Today, the status of the gym as a social space has wavered as a growing culture of efficiency has popularized “get-in-get-out” training. And yet, this change hasn’t impacted the popularity of smoothies since they’re tailor-made for on the go, to sip on the way to another destination or back to work.
Joey Gonzalez, the Barry’s CEO who launched the Fuel Bar in 2011 (it’s now in 77 of their 82 locations), says the smoothies he serves have become a way for customers to extend the Barry’s experience. outside the studio, wearing their trademark smoothie cups as a badge of honor on the street, on the subway or in the office.
Indeed, smoothies can be a big deal for the gyms and studios that serve them in-house, at least according to the dozens of industry articles encouraging gym and studio owners to explore this revenue stream. Logistically, it’s a way to serve a fresh, substantial item without investing in a full kitchen, says Natalia Mehlman Petrzela, associate professor of history at The New School and author of the upcoming Fit Nation: The Gains and Pains of America’s Exercise Obsession. And at a time when there are more home exercise options than ever before, it behooves gyms and studios to provide such amenities that can only be enjoyed in person, Friedman points out.
Much like buying popcorn at the movies is almost mandatory, a post-workout smoothie is part of the in-person gym experience for many people. This cultural connection has so far withstood the test of time — and rapidly changing fitness and nutrition trends — because smoothies are such a malleable category. They are customizable and can be packed with supplements and other trendy ingredients. In other words, the smoothie is very large, says Petrzela, which means there’s room to add a lot.
But are post-workout smoothies the best way to refuel?

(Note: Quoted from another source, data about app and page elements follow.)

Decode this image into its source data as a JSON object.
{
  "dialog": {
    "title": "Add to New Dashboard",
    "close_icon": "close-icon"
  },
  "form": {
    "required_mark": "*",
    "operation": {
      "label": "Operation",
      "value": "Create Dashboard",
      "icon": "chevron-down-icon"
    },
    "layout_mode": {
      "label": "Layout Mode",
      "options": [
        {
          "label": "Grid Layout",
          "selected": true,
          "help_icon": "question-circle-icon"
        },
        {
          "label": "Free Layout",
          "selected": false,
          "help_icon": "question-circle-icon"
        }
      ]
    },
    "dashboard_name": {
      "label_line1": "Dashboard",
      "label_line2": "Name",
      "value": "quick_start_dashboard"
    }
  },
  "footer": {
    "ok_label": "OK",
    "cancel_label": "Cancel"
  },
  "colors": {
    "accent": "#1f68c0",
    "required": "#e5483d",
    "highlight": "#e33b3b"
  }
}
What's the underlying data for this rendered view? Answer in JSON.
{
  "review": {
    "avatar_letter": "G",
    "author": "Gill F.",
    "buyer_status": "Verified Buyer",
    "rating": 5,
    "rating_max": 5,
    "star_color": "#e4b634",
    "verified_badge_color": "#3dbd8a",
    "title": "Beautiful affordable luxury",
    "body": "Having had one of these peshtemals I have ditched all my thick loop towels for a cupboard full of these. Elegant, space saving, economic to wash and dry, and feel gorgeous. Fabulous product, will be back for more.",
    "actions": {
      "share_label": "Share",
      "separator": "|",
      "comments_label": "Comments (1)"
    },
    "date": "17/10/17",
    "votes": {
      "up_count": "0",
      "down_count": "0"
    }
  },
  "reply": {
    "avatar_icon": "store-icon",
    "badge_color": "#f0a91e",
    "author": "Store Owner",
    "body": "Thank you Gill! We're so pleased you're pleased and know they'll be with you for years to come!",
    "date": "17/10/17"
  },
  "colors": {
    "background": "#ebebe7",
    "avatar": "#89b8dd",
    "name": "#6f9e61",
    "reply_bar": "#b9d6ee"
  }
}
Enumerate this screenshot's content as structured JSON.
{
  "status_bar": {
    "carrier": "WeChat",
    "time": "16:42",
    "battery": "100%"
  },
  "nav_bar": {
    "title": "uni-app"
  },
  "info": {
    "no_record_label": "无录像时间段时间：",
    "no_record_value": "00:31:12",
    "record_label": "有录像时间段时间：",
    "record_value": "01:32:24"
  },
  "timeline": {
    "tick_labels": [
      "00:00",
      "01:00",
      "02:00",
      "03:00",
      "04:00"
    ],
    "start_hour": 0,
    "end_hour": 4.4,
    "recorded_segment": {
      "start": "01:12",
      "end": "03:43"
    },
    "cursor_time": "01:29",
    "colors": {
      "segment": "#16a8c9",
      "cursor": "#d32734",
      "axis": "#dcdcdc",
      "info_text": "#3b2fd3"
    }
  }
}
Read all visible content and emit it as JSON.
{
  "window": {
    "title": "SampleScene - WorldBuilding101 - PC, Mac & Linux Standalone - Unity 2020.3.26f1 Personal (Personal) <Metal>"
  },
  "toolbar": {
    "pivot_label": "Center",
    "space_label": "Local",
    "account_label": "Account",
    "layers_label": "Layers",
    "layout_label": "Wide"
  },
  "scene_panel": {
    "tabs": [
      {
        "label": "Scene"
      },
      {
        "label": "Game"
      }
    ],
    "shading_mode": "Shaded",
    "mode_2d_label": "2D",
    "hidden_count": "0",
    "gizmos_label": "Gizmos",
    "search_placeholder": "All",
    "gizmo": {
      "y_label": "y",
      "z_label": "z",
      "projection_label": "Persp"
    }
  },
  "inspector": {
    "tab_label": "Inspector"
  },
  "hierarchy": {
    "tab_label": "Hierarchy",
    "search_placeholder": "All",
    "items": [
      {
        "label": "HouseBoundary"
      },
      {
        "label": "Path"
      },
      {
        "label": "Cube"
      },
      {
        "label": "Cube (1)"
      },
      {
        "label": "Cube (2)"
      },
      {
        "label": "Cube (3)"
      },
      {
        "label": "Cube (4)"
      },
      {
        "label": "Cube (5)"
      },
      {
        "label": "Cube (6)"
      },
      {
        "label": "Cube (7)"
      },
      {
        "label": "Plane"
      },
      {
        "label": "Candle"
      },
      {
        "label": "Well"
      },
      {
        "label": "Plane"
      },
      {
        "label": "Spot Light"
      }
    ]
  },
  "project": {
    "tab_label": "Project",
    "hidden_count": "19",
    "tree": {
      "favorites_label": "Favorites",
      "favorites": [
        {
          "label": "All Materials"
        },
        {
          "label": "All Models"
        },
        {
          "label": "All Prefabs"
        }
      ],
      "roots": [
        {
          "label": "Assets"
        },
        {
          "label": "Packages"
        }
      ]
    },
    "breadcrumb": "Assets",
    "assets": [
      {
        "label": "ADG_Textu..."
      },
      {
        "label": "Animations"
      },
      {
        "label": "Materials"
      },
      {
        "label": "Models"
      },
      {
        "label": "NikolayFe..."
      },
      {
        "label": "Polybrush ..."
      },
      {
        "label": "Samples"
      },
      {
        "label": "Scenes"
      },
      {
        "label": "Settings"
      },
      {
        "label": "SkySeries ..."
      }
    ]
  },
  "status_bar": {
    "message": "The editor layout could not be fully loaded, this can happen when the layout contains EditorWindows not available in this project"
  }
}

Despite their popularity and ubiquity, smoothies produce a divisive response among sports dietitians as recovery foods because, depending on their ingredients, they often contain too much sugar or lack the combination of protein and carbohydrates needed after a workout. strenuous workout. Even a smoothie crafted with the proper nutrients can’t fill you up the way solid foods can, says sports dietitian Amy Stephens, who adds that it can lead to overeating later in the day. On the other hand, smoothies can have the two-in-one value of being both hydrating and nutritious, in addition to being very convenient.
Personally, Petrzela says she’s wary of any food that claims optimization as its primary benefit, or has the potential to remove the social function of food. There’s also the fact that smoothie ingredients are often marketed as magical “superfoods,” says Emily Contois, a media studies professor at the University of Tulsa and author of Diners, Guys, and Diets: How Gender and Power Collide in Food Media and Food Culturewhich is a red flag to watch out for when it comes to receiving nutritional advice, especially in the context of fitness.
But with the right ingredients and in the right context — as in, not a replacement for an actual meal — Stephens says a smoothie can be a perfectly nutritious post-workout snack. The keys to its long-term success may be the same as the keys to seeing long-term fitness gains: convenience and consistency.